I believer problems are part of the formula, but it’s the solution (the value we add) that sustains us.
Hello, Dan – and Leadership Freak followers,
A wise leader once said that “the best customer service is how we serve our fellow teammates…” Have a safe weekend, everyone.
Thanks Bob. Back when putting employees first was unheard of, the founders of Southwest Airlines did it. We all know how that worked out for them.
If we don’t take care of others, they’ll leave and find someone who will. They may have left emotionally a long time ago..
In my experience, organizations die from within by not having everyone pull in the same direction. Individuals and groups within bigger organizations sometimes have different and conflicting ideas of “what success is” and different and conflicting interpretations of the organization’s mission. My take has been that it’s incumbent on the person at the top of the heap to make sure all the players are on the same page as to mission and the definition of success. I would be interested in hearing different views.
Thanks Anon. The first step to winning is defining the win. 🙂 It’s amazing how we can work really hard and, at the same time, forget why we’re working in the first place.
I like the metaphor of pulling in the same direction. Even a little sideways action is a great hindrance to winning.
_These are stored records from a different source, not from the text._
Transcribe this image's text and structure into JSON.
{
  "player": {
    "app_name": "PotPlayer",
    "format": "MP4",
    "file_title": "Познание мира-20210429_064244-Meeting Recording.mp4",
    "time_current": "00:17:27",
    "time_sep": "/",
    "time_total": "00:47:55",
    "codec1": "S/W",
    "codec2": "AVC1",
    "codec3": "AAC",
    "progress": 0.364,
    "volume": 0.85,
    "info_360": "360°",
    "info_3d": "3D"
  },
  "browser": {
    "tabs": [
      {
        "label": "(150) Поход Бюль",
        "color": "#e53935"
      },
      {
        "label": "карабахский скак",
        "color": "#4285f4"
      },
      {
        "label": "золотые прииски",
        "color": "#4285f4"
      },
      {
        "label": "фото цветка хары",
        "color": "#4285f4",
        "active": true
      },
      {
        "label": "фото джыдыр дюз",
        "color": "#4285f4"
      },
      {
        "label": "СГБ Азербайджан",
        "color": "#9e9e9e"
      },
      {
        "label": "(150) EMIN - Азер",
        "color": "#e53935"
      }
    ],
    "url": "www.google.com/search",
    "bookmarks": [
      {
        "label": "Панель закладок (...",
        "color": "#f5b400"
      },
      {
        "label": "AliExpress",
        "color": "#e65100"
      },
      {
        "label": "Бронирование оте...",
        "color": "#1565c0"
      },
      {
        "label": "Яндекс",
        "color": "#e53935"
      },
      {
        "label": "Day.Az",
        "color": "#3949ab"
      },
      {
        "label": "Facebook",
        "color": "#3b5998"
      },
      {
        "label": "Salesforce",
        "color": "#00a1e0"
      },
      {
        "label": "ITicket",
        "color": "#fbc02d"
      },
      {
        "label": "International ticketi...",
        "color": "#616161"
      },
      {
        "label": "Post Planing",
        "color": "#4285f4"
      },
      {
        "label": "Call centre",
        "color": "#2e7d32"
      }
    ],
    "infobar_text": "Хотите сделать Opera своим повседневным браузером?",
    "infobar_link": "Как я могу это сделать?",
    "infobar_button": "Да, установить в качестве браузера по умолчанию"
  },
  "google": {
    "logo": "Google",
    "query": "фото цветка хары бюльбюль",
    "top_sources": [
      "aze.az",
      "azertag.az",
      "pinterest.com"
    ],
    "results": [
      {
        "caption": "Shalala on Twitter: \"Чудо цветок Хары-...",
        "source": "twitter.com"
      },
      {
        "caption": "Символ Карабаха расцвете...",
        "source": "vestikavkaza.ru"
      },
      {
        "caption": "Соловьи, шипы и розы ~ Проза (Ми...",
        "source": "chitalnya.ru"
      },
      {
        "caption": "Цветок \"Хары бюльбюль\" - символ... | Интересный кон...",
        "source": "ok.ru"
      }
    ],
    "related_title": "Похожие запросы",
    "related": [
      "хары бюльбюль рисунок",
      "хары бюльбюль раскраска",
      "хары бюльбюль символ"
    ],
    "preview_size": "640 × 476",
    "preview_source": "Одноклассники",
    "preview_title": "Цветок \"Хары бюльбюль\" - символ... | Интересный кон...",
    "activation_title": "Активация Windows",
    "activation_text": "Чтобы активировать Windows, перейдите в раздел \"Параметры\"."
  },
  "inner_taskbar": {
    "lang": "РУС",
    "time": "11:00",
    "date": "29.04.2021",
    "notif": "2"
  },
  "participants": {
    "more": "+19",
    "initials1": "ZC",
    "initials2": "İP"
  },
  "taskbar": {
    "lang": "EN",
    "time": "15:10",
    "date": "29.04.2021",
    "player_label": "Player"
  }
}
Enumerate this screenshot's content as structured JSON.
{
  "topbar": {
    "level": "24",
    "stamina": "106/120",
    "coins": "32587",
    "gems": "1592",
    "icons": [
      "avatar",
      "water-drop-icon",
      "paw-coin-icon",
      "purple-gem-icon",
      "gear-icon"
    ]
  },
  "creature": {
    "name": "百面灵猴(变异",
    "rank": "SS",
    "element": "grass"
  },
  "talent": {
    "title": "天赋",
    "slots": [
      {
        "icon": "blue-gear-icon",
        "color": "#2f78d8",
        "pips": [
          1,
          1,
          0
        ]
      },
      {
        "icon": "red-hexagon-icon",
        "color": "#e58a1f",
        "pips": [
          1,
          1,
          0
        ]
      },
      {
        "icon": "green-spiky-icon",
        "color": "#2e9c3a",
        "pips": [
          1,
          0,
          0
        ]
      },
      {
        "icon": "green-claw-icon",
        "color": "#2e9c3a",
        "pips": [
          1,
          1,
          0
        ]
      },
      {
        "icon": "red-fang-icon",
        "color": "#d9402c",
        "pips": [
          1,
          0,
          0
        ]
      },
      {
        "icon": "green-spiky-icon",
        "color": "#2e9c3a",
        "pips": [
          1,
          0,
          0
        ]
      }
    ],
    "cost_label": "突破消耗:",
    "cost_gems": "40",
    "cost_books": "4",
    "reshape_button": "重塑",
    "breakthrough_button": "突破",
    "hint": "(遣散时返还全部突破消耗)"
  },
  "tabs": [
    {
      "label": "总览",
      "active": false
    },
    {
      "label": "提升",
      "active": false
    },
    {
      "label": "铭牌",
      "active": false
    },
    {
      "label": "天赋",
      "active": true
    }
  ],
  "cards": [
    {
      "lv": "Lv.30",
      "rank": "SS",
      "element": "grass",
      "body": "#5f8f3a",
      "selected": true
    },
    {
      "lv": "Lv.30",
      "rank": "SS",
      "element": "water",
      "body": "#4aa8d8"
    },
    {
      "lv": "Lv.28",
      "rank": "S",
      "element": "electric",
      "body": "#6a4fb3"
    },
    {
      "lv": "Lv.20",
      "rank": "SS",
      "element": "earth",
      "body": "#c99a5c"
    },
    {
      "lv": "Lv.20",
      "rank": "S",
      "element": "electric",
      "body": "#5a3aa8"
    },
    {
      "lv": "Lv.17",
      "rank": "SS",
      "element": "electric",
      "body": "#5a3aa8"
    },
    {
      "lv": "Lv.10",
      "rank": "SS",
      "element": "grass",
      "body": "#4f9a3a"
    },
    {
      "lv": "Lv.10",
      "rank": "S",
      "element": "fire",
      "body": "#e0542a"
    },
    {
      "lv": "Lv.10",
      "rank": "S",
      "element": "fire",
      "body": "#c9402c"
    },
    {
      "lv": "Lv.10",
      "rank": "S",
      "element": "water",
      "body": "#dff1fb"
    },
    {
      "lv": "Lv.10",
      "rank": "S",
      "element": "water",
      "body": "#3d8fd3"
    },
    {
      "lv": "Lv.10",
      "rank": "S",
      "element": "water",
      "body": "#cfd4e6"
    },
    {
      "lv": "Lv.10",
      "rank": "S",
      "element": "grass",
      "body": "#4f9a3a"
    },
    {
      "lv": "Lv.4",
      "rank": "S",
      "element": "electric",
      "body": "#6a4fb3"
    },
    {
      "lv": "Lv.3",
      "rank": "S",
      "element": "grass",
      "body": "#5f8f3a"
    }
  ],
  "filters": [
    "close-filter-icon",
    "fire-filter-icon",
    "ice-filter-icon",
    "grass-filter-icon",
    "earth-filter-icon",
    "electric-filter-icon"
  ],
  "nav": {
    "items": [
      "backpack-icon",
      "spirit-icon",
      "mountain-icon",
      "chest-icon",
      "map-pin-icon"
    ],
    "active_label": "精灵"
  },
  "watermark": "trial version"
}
I might suggest that it’s incumbent on leadership to set the direction and instigate conversations where short-term definitions of success are crafted together. I’m not suggesting that organizational mission is up for grabs. How we win in the short-term depends on the horses in the barn. This approach elevates the necessity of transparency with information and intention.
Thank you for this insight. I’m mostly coming at these topics as an executive director who has worked with volunteer boards of directors in the nonprofit arena, where best practices say the board and the ED should lead in partnership. Of course, that’s easier said than done, especially when the ED reports to the board and when directors don’t fully understand or buy into the mission and re-define it in their own minds. In the nonprofit world with its volunteer boards, I’ve seen this happen frequently. It’s kind of a mess!
I read your post and applied the info on a slightly larger scale. Thinking about our country … “An organization’s deadliest enemies are internal. How we treat each other while we face . . . challenges…” Eeeeeek?! Worried about our future. Any chance you are thinking of taking your consultation techniques upward? 🙂
Still Optimistic ~
Thanks Still… I love the broad application of leadership principles. Individuals, teams, organizations, families, even nations benefit.
“Upward,” if that means politics, not a chance. Cheers
Most organizations die from within. Most organizations reveal this through subtle signs. I would love to have you go deeper into this
I loved this post because it resonates with a belief I’ve long held–that organizations are organic and so care and feeding are important. I wonder, though, how you’d react to a cultural change driven by this idea: “We used to get things done because of the people we knew. We can’t do that any more, we need to be process driven.” (It occurs otm me this is related to the ‘about the do’ comment above.)
I’m always fascinated about organisation culture and politics. This document touches a very sore point because in organisations today it’s more about who stands to gain and what incentives is each initiative / project likely to attrack hence individualistic behaviour. This kills team work and breeds toxic cultures